MATERIAL SUPPLIED =
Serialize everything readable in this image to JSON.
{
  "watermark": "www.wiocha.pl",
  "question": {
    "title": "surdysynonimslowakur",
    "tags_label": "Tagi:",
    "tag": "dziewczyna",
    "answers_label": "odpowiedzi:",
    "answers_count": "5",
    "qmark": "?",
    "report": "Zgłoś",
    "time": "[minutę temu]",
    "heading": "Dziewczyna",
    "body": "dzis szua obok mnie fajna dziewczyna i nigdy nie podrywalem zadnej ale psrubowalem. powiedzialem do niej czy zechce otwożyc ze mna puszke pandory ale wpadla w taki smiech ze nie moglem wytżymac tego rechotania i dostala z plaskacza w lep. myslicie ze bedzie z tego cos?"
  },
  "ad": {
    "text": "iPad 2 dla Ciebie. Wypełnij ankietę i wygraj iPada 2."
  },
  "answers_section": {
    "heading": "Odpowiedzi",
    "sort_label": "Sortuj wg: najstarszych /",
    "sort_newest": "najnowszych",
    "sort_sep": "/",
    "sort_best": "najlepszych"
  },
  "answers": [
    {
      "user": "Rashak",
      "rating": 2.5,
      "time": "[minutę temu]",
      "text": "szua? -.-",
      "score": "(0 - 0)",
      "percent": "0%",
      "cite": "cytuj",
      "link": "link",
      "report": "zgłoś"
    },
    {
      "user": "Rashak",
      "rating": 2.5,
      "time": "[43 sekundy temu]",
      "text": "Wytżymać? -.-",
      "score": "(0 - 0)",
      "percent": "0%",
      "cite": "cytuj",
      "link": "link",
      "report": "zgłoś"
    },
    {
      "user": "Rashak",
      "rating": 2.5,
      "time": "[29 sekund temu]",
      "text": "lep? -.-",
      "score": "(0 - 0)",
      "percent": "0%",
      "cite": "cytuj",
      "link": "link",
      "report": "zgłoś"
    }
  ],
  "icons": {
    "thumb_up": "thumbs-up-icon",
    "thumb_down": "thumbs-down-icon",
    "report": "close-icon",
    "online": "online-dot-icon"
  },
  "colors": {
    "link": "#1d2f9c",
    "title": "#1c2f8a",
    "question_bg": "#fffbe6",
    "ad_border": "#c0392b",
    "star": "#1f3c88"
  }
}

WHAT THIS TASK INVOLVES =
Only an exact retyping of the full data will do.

WRITTEN SOLUTION =
Serialize everything readable in this image to JSON.
{
  "watermark": "www.wiocha.pl",
  "question": {
    "title": "surdysynonimslowakur",
    "tags_label": "Tagi:",
    "tag": "dziewczyna",
    "answers_label": "odpowiedzi:",
    "answers_count": "5",
    "qmark": "?",
    "report": "Zgłoś",
    "time": "[minutę temu]",
    "heading": "Dziewczyna",
    "body": "dzis szua obok mnie fajna dziewczyna i nigdy nie podrywalem zadnej ale psrubowalem. powiedzialem do niej czy zechce otwożyc ze mna puszke pandory ale wpadla w taki smiech ze nie moglem wytżymac tego rechotania i dostala z plaskacza w lep. myslicie ze bedzie z tego cos?"
  },
  "ad": {
    "text": "iPad 2 dla Ciebie. Wypełnij ankietę i wygraj iPada 2."
  },
  "answers_section": {
    "heading": "Odpowiedzi",
    "sort_label": "Sortuj wg: najstarszych /",
    "sort_newest": "najnowszych",
    "sort_sep": "/",
    "sort_best": "najlepszych"
  },
  "answers": [
    {
      "user": "Rashak",
      "rating": 2.5,
      "time": "[minutę temu]",
      "text": "szua? -.-",
      "score": "(0 - 0)",
      "percent": "0%",
      "cite": "cytuj",
      "link": "link",
      "report": "zgłoś"
    },
    {
      "user": "Rashak",
      "rating": 2.5,
      "time": "[43 sekundy temu]",
      "text": "Wytżymać? -.-",
      "score": "(0 - 0)",
      "percent": "0%",
      "cite": "cytuj",
      "link": "link",
      "report": "zgłoś"
    },
    {
      "user": "Rashak",
      "rating": 2.5,
      "time": "[29 sekund temu]",
      "text": "lep? -.-",
      "score": "(0 - 0)",
      "percent": "0%",
      "cite": "cytuj",
      "link": "link",
      "report": "zgłoś"
    }
  ],
  "icons": {
    "thumb_up": "thumbs-up-icon",
    "thumb_down": "thumbs-down-icon",
    "report": "close-icon",
    "online": "online-dot-icon"
  },
  "colors": {
    "link": "#1d2f9c",
    "title": "#1c2f8a",
    "question_bg": "#fffbe6",
    "ad_border": "#c0392b",
    "star": "#1f3c88"
  }
}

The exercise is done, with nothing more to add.